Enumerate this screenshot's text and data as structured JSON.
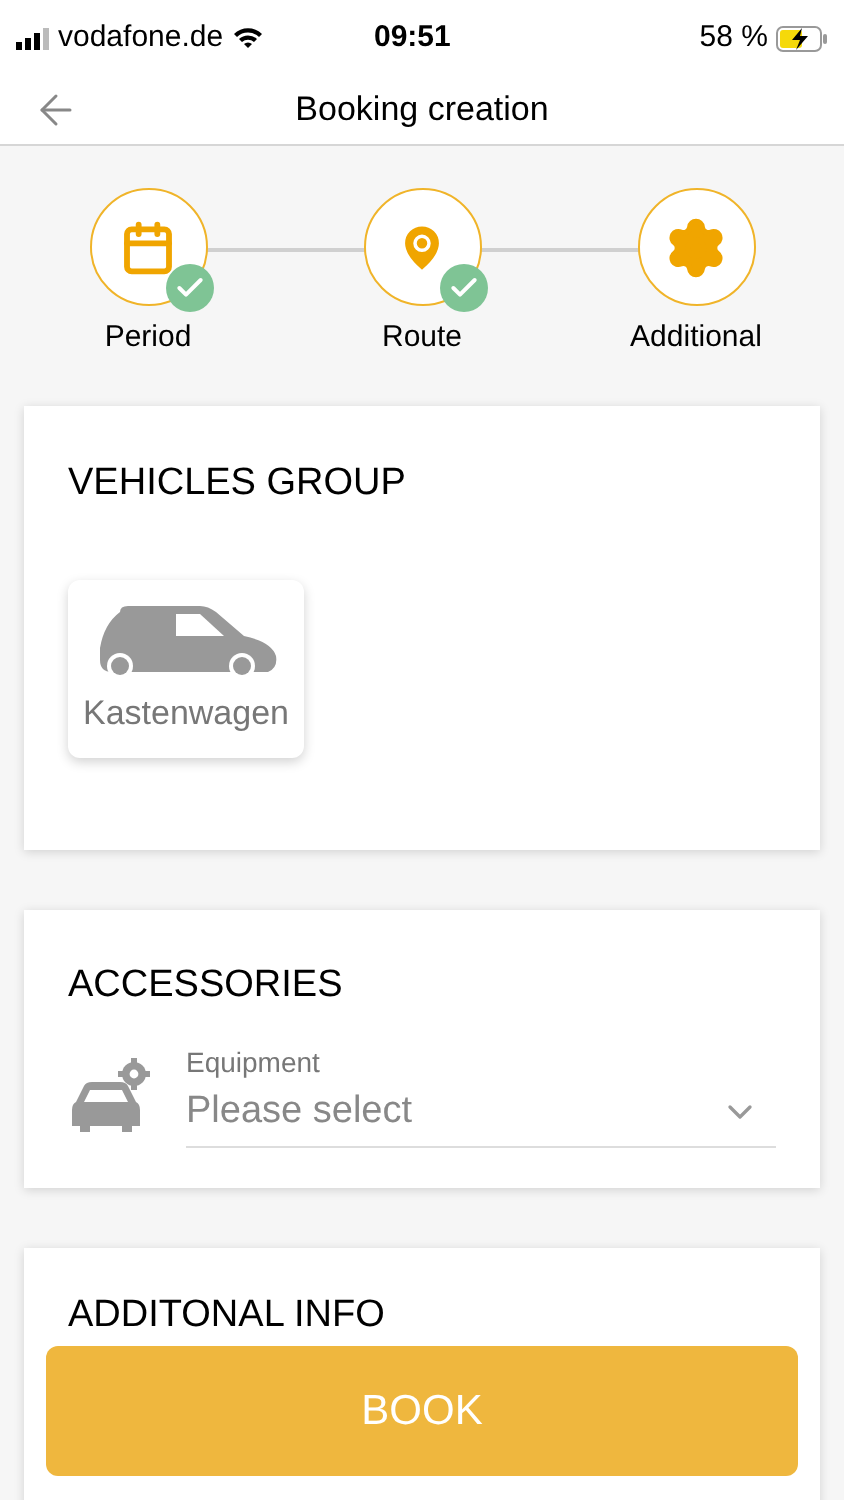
{
  "status_bar": {
    "carrier": "vodafone.de",
    "time": "09:51",
    "battery": "58 %"
  },
  "header": {
    "title": "Booking creation"
  },
  "steps": [
    {
      "label": "Period",
      "kind": "calendar",
      "completed": true
    },
    {
      "label": "Route",
      "kind": "pin",
      "completed": true
    },
    {
      "label": "Additional",
      "kind": "gear",
      "completed": false
    }
  ],
  "vehicles_group": {
    "title": "VEHICLES GROUP",
    "vehicles": [
      {
        "label": "Kastenwagen"
      }
    ]
  },
  "accessories": {
    "title": "ACCESSORIES",
    "field": {
      "label": "Equipment",
      "placeholder": "Please select"
    }
  },
  "additional_info": {
    "title": "ADDITONAL INFO"
  },
  "book_button": "BOOK"
}
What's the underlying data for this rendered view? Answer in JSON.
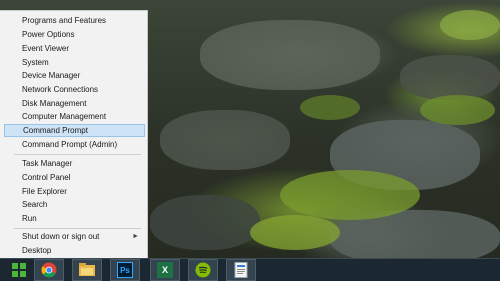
{
  "menu": {
    "items": [
      {
        "label": "Programs and Features"
      },
      {
        "label": "Power Options"
      },
      {
        "label": "Event Viewer"
      },
      {
        "label": "System"
      },
      {
        "label": "Device Manager"
      },
      {
        "label": "Network Connections"
      },
      {
        "label": "Disk Management"
      },
      {
        "label": "Computer Management"
      },
      {
        "label": "Command Prompt"
      },
      {
        "label": "Command Prompt (Admin)"
      },
      {
        "label": "Task Manager"
      },
      {
        "label": "Control Panel"
      },
      {
        "label": "File Explorer"
      },
      {
        "label": "Search"
      },
      {
        "label": "Run"
      },
      {
        "label": "Shut down or sign out"
      },
      {
        "label": "Desktop"
      }
    ],
    "selected_label": "Command Prompt"
  },
  "taskbar": {
    "apps": [
      {
        "icon": "chrome-icon"
      },
      {
        "icon": "file-explorer-icon"
      },
      {
        "icon": "photoshop-icon",
        "text": "Ps"
      },
      {
        "icon": "excel-icon",
        "text": "X"
      },
      {
        "icon": "spotify-icon"
      },
      {
        "icon": "document-app-icon"
      }
    ]
  },
  "colors": {
    "menu_bg": "#f2f2f2",
    "selection": "#cfe3f6",
    "taskbar": "#1b2731",
    "start_green": "#4cb63a"
  }
}
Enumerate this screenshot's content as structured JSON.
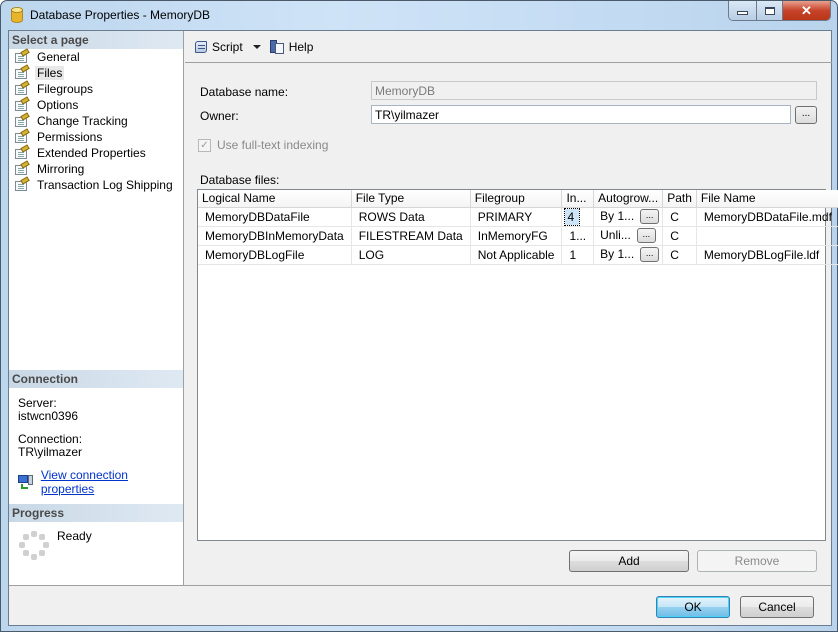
{
  "window": {
    "title": "Database Properties - MemoryDB",
    "controls": {
      "minimize": "minimize",
      "maximize": "maximize",
      "close": "✕"
    }
  },
  "sidebar": {
    "select_page_header": "Select a page",
    "pages": [
      {
        "label": "General",
        "selected": false
      },
      {
        "label": "Files",
        "selected": true
      },
      {
        "label": "Filegroups",
        "selected": false
      },
      {
        "label": "Options",
        "selected": false
      },
      {
        "label": "Change Tracking",
        "selected": false
      },
      {
        "label": "Permissions",
        "selected": false
      },
      {
        "label": "Extended Properties",
        "selected": false
      },
      {
        "label": "Mirroring",
        "selected": false
      },
      {
        "label": "Transaction Log Shipping",
        "selected": false
      }
    ],
    "connection": {
      "header": "Connection",
      "server_label": "Server:",
      "server_value": "istwcn0396",
      "connection_label": "Connection:",
      "connection_value": "TR\\yilmazer",
      "view_link": "View connection properties"
    },
    "progress": {
      "header": "Progress",
      "status": "Ready"
    }
  },
  "toolbar": {
    "script_label": "Script",
    "help_label": "Help"
  },
  "form": {
    "database_name_label": "Database name:",
    "database_name_value": "MemoryDB",
    "owner_label": "Owner:",
    "owner_value": "TR\\yilmazer",
    "owner_browse": "...",
    "fulltext_label": "Use full-text indexing",
    "fulltext_checked": true,
    "database_files_label": "Database files:"
  },
  "files_table": {
    "columns": [
      "Logical Name",
      "File Type",
      "Filegroup",
      "In...",
      "Autogrow...",
      "Path",
      "File Name"
    ],
    "rows": [
      {
        "logical_name": "MemoryDBDataFile",
        "file_type": "ROWS Data",
        "filegroup": "PRIMARY",
        "initial_size": "4",
        "autogrowth": "By 1...",
        "path": "C",
        "file_name": "MemoryDBDataFile.mdf"
      },
      {
        "logical_name": "MemoryDBInMemoryData",
        "file_type": "FILESTREAM Data",
        "filegroup": "InMemoryFG",
        "initial_size": "1...",
        "autogrowth": "Unli...",
        "path": "C",
        "file_name": ""
      },
      {
        "logical_name": "MemoryDBLogFile",
        "file_type": "LOG",
        "filegroup": "Not Applicable",
        "initial_size": "1",
        "autogrowth": "By 1...",
        "path": "C",
        "file_name": "MemoryDBLogFile.ldf"
      }
    ],
    "cell_button": "..."
  },
  "buttons": {
    "add": "Add",
    "remove": "Remove",
    "ok": "OK",
    "cancel": "Cancel"
  }
}
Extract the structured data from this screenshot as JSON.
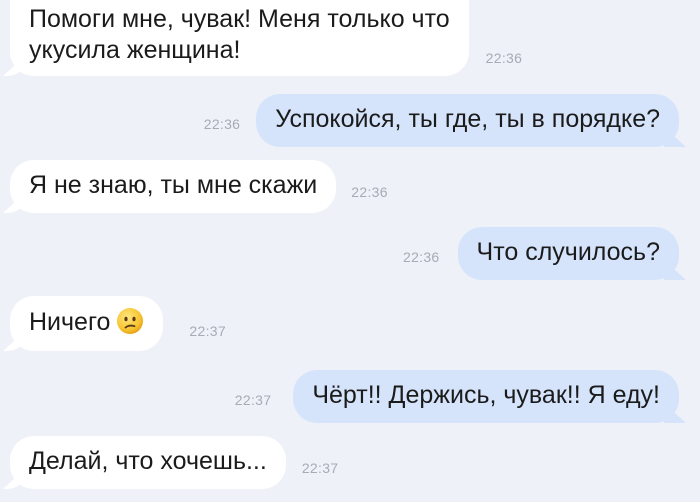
{
  "messages": [
    {
      "side": "in",
      "lines": [
        "Помоги мне, чувак! Меня только что",
        "укусила женщина!"
      ],
      "time": "22:36"
    },
    {
      "side": "out",
      "text": "Успокойся, ты где, ты в порядке?",
      "time": "22:36"
    },
    {
      "side": "in",
      "text": "Я не знаю, ты мне скажи",
      "time": "22:36"
    },
    {
      "side": "out",
      "text": "Что случилось?",
      "time": "22:36"
    },
    {
      "side": "in",
      "text": "Ничего",
      "emoji": "confused-face-icon",
      "time": "22:37"
    },
    {
      "side": "out",
      "text": "Чёрт!! Держись, чувак!! Я еду!",
      "time": "22:37"
    },
    {
      "side": "in",
      "text": "Делай, что хочешь...",
      "time": "22:37"
    }
  ],
  "colors": {
    "background": "#eef1f7",
    "incoming_bubble": "#ffffff",
    "outgoing_bubble": "#d6e4fb",
    "timestamp": "#a7abb4",
    "text": "#1b1b1b"
  }
}
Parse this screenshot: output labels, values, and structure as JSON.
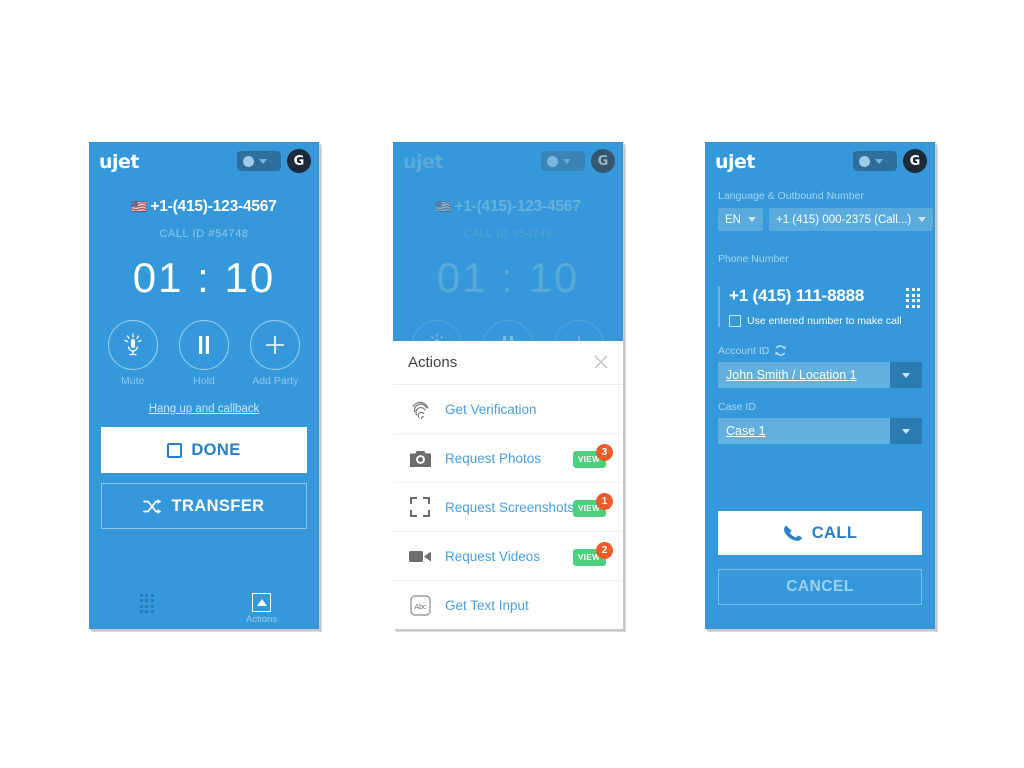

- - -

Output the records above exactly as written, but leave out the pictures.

Exercise solution -
Enumerate this screenshot's text and data as structured JSON.
{
  "status_bar": {
    "carrier": "vodafone.de",
    "time": "09:51",
    "battery": "58 %"
  },
  "header": {
    "title": "Booking creation"
  },
  "steps": [
    {
      "label": "Period",
      "kind": "calendar",
      "completed": true
    },
    {
      "label": "Route",
      "kind": "pin",
      "completed": true
    },
    {
      "label": "Additional",
      "kind": "gear",
      "completed": false
    }
  ],
  "vehicles_group": {
    "title": "VEHICLES GROUP",
    "vehicles": [
      {
        "label": "Kastenwagen"
      }
    ]
  },
  "accessories": {
    "title": "ACCESSORIES",
    "field": {
      "label": "Equipment",
      "placeholder": "Please select"
    }
  },
  "additional_info": {
    "title": "ADDITONAL INFO"
  },
  "book_button": "BOOK"
}
What's the underlying data for this rendered view? Answer in JSON.
{
  "menu": {
    "items": [
      {
        "label": "Programs and Features"
      },
      {
        "label": "Power Options"
      },
      {
        "label": "Event Viewer"
      },
      {
        "label": "System"
      },
      {
        "label": "Device Manager"
      },
      {
        "label": "Network Connections"
      },
      {
        "label": "Disk Management"
      },
      {
        "label": "Computer Management"
      },
      {
        "label": "Command Prompt"
      },
      {
        "label": "Command Prompt (Admin)"
      },
      {
        "label": "Task Manager"
      },
      {
        "label": "Control Panel"
      },
      {
        "label": "File Explorer"
      },
      {
        "label": "Search"
      },
      {
        "label": "Run"
      },
      {
        "label": "Shut down or sign out"
      },
      {
        "label": "Desktop"
      }
    ],
    "selected_label": "Command Prompt"
  },
  "taskbar": {
    "apps": [
      {
        "icon": "chrome-icon"
      },
      {
        "icon": "file-explorer-icon"
      },
      {
        "icon": "photoshop-icon",
        "text": "Ps"
      },
      {
        "icon": "excel-icon",
        "text": "X"
      },
      {
        "icon": "spotify-icon"
      },
      {
        "icon": "document-app-icon"
      }
    ]
  },
  "colors": {
    "menu_bg": "#f2f2f2",
    "selection": "#cfe3f6",
    "taskbar": "#1b2731",
    "start_green": "#4cb63a"
  }
}
Enumerate this screenshot's content as structured JSON.
{
  "window": {
    "title": "Database Properties - MemoryDB",
    "controls": {
      "minimize": "minimize",
      "maximize": "maximize",
      "close": "✕"
    }
  },
  "sidebar": {
    "select_page_header": "Select a page",
    "pages": [
      {
        "label": "General",
        "selected": false
      },
      {
        "label": "Files",
        "selected": true
      },
      {
        "label": "Filegroups",
        "selected": false
      },
      {
        "label": "Options",
        "selected": false
      },
      {
        "label": "Change Tracking",
        "selected": false
      },
      {
        "label": "Permissions",
        "selected": false
      },
      {
        "label": "Extended Properties",
        "selected": false
      },
      {
        "label": "Mirroring",
        "selected": false
      },
      {
        "label": "Transaction Log Shipping",
        "selected": false
      }
    ],
    "connection": {
      "header": "Connection",
      "server_label": "Server:",
      "server_value": "istwcn0396",
      "connection_label": "Connection:",
      "connection_value": "TR\\yilmazer",
      "view_link": "View connection properties"
    },
    "progress": {
      "header": "Progress",
      "status": "Ready"
    }
  },
  "toolbar": {
    "script_label": "Script",
    "help_label": "Help"
  },
  "form": {
    "database_name_label": "Database name:",
    "database_name_value": "MemoryDB",
    "owner_label": "Owner:",
    "owner_value": "TR\\yilmazer",
    "owner_browse": "...",
    "fulltext_label": "Use full-text indexing",
    "fulltext_checked": true,
    "database_files_label": "Database files:"
  },
  "files_table": {
    "columns": [
      "Logical Name",
      "File Type",
      "Filegroup",
      "In...",
      "Autogrow...",
      "Path",
      "File Name"
    ],
    "rows": [
      {
        "logical_name": "MemoryDBDataFile",
        "file_type": "ROWS Data",
        "filegroup": "PRIMARY",
        "initial_size": "4",
        "autogrowth": "By 1...",
        "path": "C",
        "file_name": "MemoryDBDataFile.mdf"
      },
      {
        "logical_name": "MemoryDBInMemoryData",
        "file_type": "FILESTREAM Data",
        "filegroup": "InMemoryFG",
        "initial_size": "1...",
        "autogrowth": "Unli...",
        "path": "C",
        "file_name": ""
      },
      {
        "logical_name": "MemoryDBLogFile",
        "file_type": "LOG",
        "filegroup": "Not Applicable",
        "initial_size": "1",
        "autogrowth": "By 1...",
        "path": "C",
        "file_name": "MemoryDBLogFile.ldf"
      }
    ],
    "cell_button": "..."
  },
  "buttons": {
    "add": "Add",
    "remove": "Remove",
    "ok": "OK",
    "cancel": "Cancel"
  }
}
Extract the structured data from this screenshot as JSON.
{
  "messages": [
    {
      "side": "in",
      "lines": [
        "Помоги мне, чувак! Меня только что",
        "укусила женщина!"
      ],
      "time": "22:36"
    },
    {
      "side": "out",
      "text": "Успокойся, ты где, ты в порядке?",
      "time": "22:36"
    },
    {
      "side": "in",
      "text": "Я не знаю, ты мне скажи",
      "time": "22:36"
    },
    {
      "side": "out",
      "text": "Что случилось?",
      "time": "22:36"
    },
    {
      "side": "in",
      "text": "Ничего",
      "emoji": "confused-face-icon",
      "time": "22:37"
    },
    {
      "side": "out",
      "text": "Чёрт!! Держись, чувак!! Я еду!",
      "time": "22:37"
    },
    {
      "side": "in",
      "text": "Делай, что хочешь...",
      "time": "22:37"
    }
  ],
  "colors": {
    "background": "#eef1f7",
    "incoming_bubble": "#ffffff",
    "outgoing_bubble": "#d6e4fb",
    "timestamp": "#a7abb4",
    "text": "#1b1b1b"
  }
}
Parse this screenshot: output labels, values, and structure as JSON.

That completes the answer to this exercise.